App and web page records:
__________________________________________________
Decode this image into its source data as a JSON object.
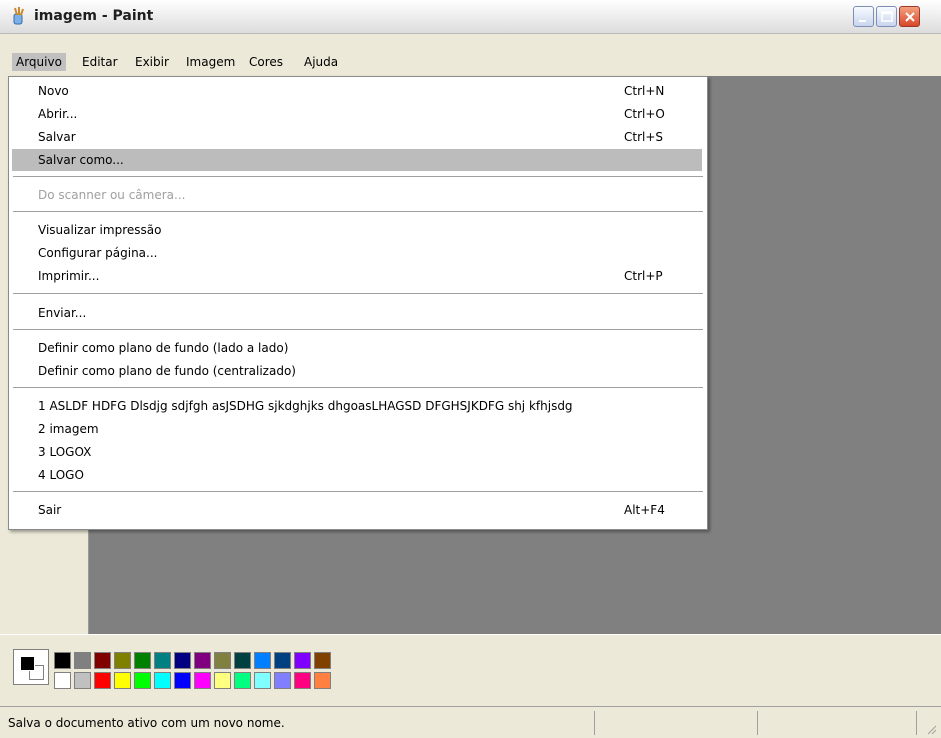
{
  "window": {
    "title": "imagem - Paint"
  },
  "menubar": {
    "items": [
      {
        "label": "Arquivo"
      },
      {
        "label": "Editar"
      },
      {
        "label": "Exibir"
      },
      {
        "label": "Imagem"
      },
      {
        "label": "Cores"
      },
      {
        "label": "Ajuda"
      }
    ]
  },
  "file_menu": {
    "items": [
      {
        "label": "Novo",
        "shortcut": "Ctrl+N"
      },
      {
        "label": "Abrir...",
        "shortcut": "Ctrl+O"
      },
      {
        "label": "Salvar",
        "shortcut": "Ctrl+S"
      },
      {
        "label": "Salvar como...",
        "shortcut": ""
      },
      {
        "label": "Do scanner ou câmera...",
        "shortcut": ""
      },
      {
        "label": "Visualizar impressão",
        "shortcut": ""
      },
      {
        "label": "Configurar página...",
        "shortcut": ""
      },
      {
        "label": "Imprimir...",
        "shortcut": "Ctrl+P"
      },
      {
        "label": "Enviar...",
        "shortcut": ""
      },
      {
        "label": "Definir como plano de fundo (lado a lado)",
        "shortcut": ""
      },
      {
        "label": "Definir como plano de fundo (centralizado)",
        "shortcut": ""
      },
      {
        "label": "1 ASLDF HDFG Dlsdjg sdjfgh asJSDHG sjkdghjks dhgoasLHAGSD DFGHSJKDFG shj kfhjsdg",
        "shortcut": ""
      },
      {
        "label": "2 imagem",
        "shortcut": ""
      },
      {
        "label": "3 LOGOX",
        "shortcut": ""
      },
      {
        "label": "4 LOGO",
        "shortcut": ""
      },
      {
        "label": "Sair",
        "shortcut": "Alt+F4"
      }
    ]
  },
  "palette": {
    "top_row": [
      "#000000",
      "#808080",
      "#800000",
      "#808000",
      "#008000",
      "#008080",
      "#000080",
      "#800080",
      "#808040",
      "#004040",
      "#0080ff",
      "#004080",
      "#8000ff",
      "#804000"
    ],
    "bottom_row": [
      "#ffffff",
      "#c0c0c0",
      "#ff0000",
      "#ffff00",
      "#00ff00",
      "#00ffff",
      "#0000ff",
      "#ff00ff",
      "#ffff80",
      "#00ff80",
      "#80ffff",
      "#8080ff",
      "#ff0080",
      "#ff8040"
    ],
    "foreground": "#000000",
    "background": "#ffffff"
  },
  "status": {
    "text": "Salva o documento ativo com um novo nome."
  },
  "colors": {
    "canvas_bg": "#808080",
    "menu_highlight": "#bcbcbc"
  }
}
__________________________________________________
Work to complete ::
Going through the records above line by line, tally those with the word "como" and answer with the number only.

Finished exercise ::
3